Y’know, I felt expectedly sad but still in control throughout Grant Gee’s documentary about Joy Division—long one of my favourite bands—before finally breaking down and sobbing over a visual pun at the end of it all. Gee had overlaid footage of a New Order performance of “Shadowplay” and footage of a Joy Division performance of same (one shadowing the other, you see) and, my God, what a terrible feeling of loss came over me.
Ian Curtis was gone before I’d ever even heard the band. I was introduced to the music of Joy Division by my friend Peter (who had eclectic tastes and who introduced me to a lot of interesting music) when I was in third-year university. At that time, the band’s dark and brooding post-punk music resonated with me and it has remained very important, very personal to me even though I’ve gone through a lot of changes since then. The intriguing thing about their music is that it just doesn’t sound dated. It doesn’t sound out of place today—nor has it ever, throughout all the years since it was laid into wax. They were way ahead of their time back then and, despite their minimal output, are generally considered a hugely influencial band.

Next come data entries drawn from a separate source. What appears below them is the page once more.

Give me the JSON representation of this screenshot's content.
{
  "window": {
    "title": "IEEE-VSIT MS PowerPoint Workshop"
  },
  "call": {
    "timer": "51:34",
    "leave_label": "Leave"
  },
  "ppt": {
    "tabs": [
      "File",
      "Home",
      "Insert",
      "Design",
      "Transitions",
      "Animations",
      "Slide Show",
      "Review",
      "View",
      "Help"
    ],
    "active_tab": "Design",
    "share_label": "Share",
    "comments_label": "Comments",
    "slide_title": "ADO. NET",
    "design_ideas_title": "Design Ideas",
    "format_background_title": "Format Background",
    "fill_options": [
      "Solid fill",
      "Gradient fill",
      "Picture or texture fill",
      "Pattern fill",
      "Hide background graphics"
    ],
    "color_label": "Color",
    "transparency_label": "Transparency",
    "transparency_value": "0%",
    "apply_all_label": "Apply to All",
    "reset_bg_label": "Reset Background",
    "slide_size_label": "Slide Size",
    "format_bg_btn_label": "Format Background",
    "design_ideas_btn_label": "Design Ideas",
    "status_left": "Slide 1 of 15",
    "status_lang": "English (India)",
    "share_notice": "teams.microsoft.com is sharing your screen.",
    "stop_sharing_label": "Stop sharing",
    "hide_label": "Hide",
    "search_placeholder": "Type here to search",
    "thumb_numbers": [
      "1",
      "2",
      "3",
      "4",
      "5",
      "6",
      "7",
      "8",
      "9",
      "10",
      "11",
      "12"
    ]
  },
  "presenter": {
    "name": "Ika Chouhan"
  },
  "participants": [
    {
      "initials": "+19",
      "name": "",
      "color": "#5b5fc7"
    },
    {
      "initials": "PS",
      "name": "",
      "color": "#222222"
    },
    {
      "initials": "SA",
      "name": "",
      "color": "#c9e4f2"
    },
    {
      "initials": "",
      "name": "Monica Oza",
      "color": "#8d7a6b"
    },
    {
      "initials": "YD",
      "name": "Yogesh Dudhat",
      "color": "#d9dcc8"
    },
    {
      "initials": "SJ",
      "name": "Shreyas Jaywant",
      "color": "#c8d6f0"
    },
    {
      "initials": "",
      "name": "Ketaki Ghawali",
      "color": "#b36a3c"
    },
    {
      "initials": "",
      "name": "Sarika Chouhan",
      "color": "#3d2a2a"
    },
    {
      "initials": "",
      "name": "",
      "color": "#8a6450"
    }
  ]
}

I first heard of Gee’s documentary in the run-up to TIFF07, where it got its world premiere. This film, along with the North American premiere of a dramatized version of the story (Anton Corbijn’s Control) meant that Joy Division was certainly well represented at the film fest. Unfortunately, neither film screened during the few days I attended and—naturally—neither film ever showed up onscreen in the city where I live, so their release this summer on DVD was much anticipated. Continue reading